journal contributionposted on 2021-01-01, 00:00 authored by A L Seidler, K E Hunter, D Espinoza, S Mihrshahi, L M Askie, A Martin, L A Daniels, R Taylor, L M Wen, Karen CampbellKaren Campbell, Kylie HeskethKylie Hesketh, C Rissel, B Taylor, A Magarey, L A Baur
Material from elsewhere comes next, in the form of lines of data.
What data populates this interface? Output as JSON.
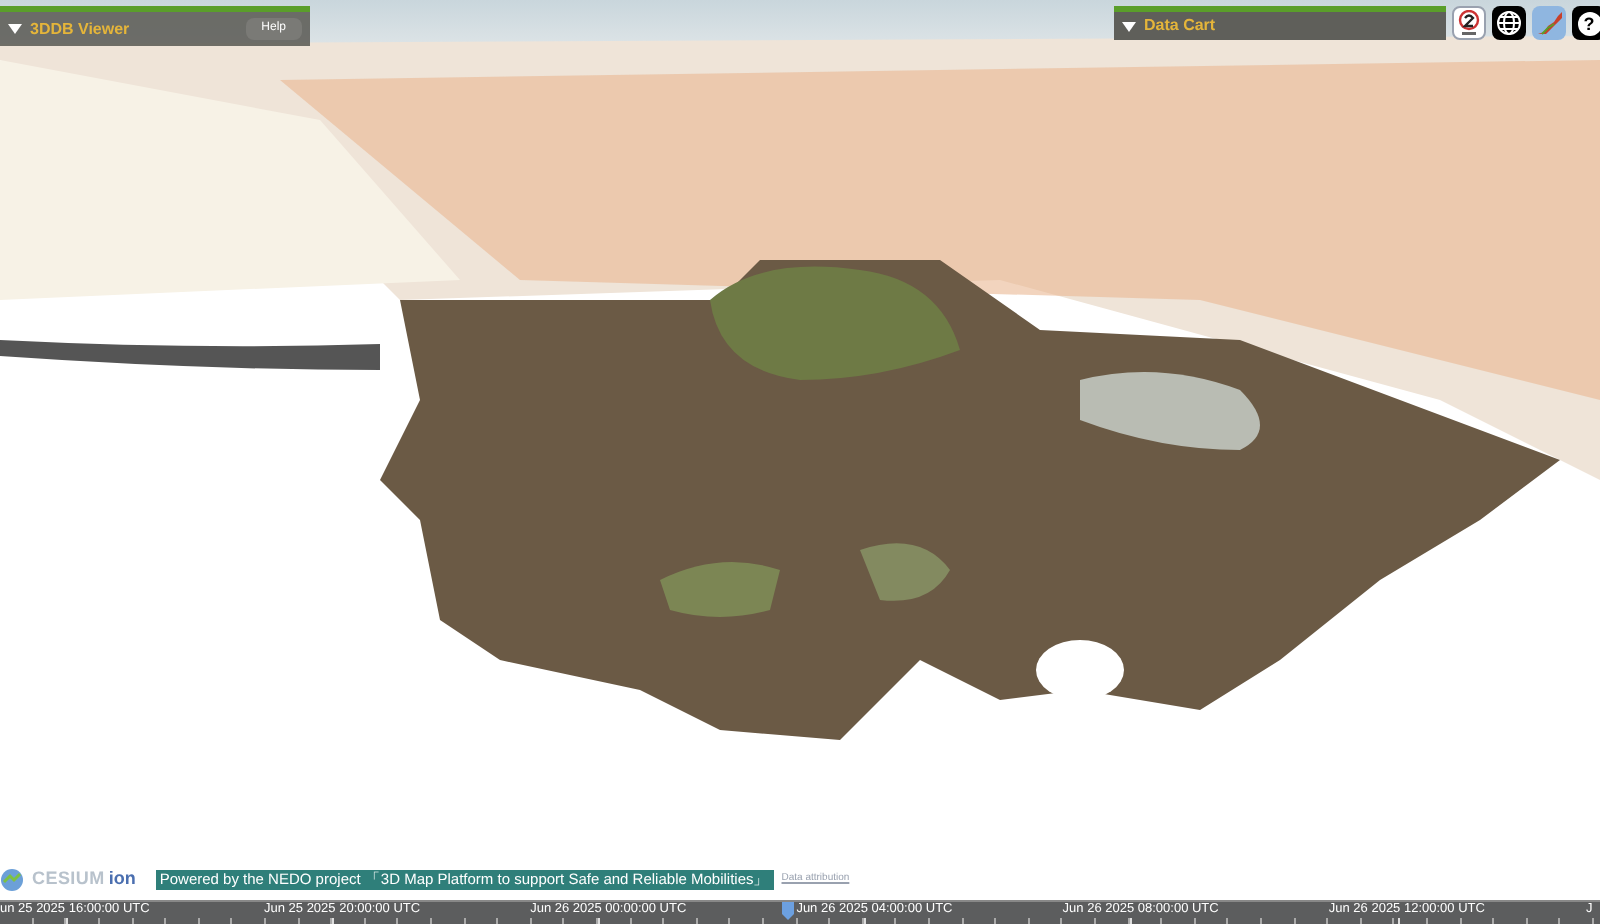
{
  "viewer_panel": {
    "title": "3DDB Viewer",
    "help_button": "Help",
    "expanded": false
  },
  "data_cart_panel": {
    "title": "Data Cart",
    "expanded": false
  },
  "toolbar": {
    "help_button": "?"
  },
  "credits": {
    "logo_word": "CESIUM",
    "logo_suffix": "ion",
    "banner": "Powered by the NEDO project 「3D Map Platform to support Safe and Reliable Mobilities」",
    "attribution_link": "Data attribution"
  },
  "timeline": {
    "labels": [
      "un 25 2025 16:00:00 UTC",
      "Jun 25 2025 20:00:00 UTC",
      "Jun 26 2025 00:00:00 UTC",
      "Jun 26 2025 04:00:00 UTC",
      "Jun 26 2025 08:00:00 UTC",
      "Jun 26 2025 12:00:00 UTC",
      "J"
    ]
  }
}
Background: For prospective meta-analyses (PMAs), eligible studies are identified, and the PMA hypotheses, selection criteria, and analysis methods are pre-specified before the results of any of the studies are known. This reduces publication bias and selective outcome reporting and provides a unique opportunity for outcome standardisation/harmonisation. We conducted a world-first PMA of four trials investigating interventions to prevent early childhood obesity. The aims of this study were to quantitatively analyse the effects of prospective planning on variations across trials, outcome harmonisation, and the power to detect intervention effects, and to derive recommendations for future PMA. Methods: We examined intervention design, participant characteristics, and outcomes collected across the four trials included in the EPOCH PMA using their registration records, protocol publications, and variable lists. The outcomes that trials planned to collect prior to inclusion in the PMA were compared to the outcomes that trials collected after PMA inclusion. We analysed the proportion of matching outcome definitions across trials, the number of outcomes per trial, and how collaboration increased the statistical power to detect intervention effects. Results: The included trials varied in intervention design and participants, this improved external validity and the ability to perform subgroup analyses for the meta-analysis. While individual trials had limited power to detect the main intervention effect (BMI z-score), synthesising data substantially increased statistical power. Prospective planning led to an increase in the number of collected outcome categories (e.g. weight, child’s diet, sleep), and greater outcome harmonisation. Prior to PMA inclusion, only 18% of outcome categories were included in all trials. After PMA inclusion, this increased to 91% of outcome categories. However, while trials mostly collected the same outcome categories after PMA inclusion, some inconsistencies in how the outcomes were measured remained (such as measuring physical activity by hours of outside play versus using an activity monitor). Conclusion: Prospective planning led to greater outcome harmonisation and greater power to detect intervention effects, while maintaining acceptable variation in trial designs and populations, which improved external validity. Recommendations for future PMA include more detailed harmonisation of outcome measures and careful pre-specification of analyses to avoid research waste by unnecessary over-collection of data.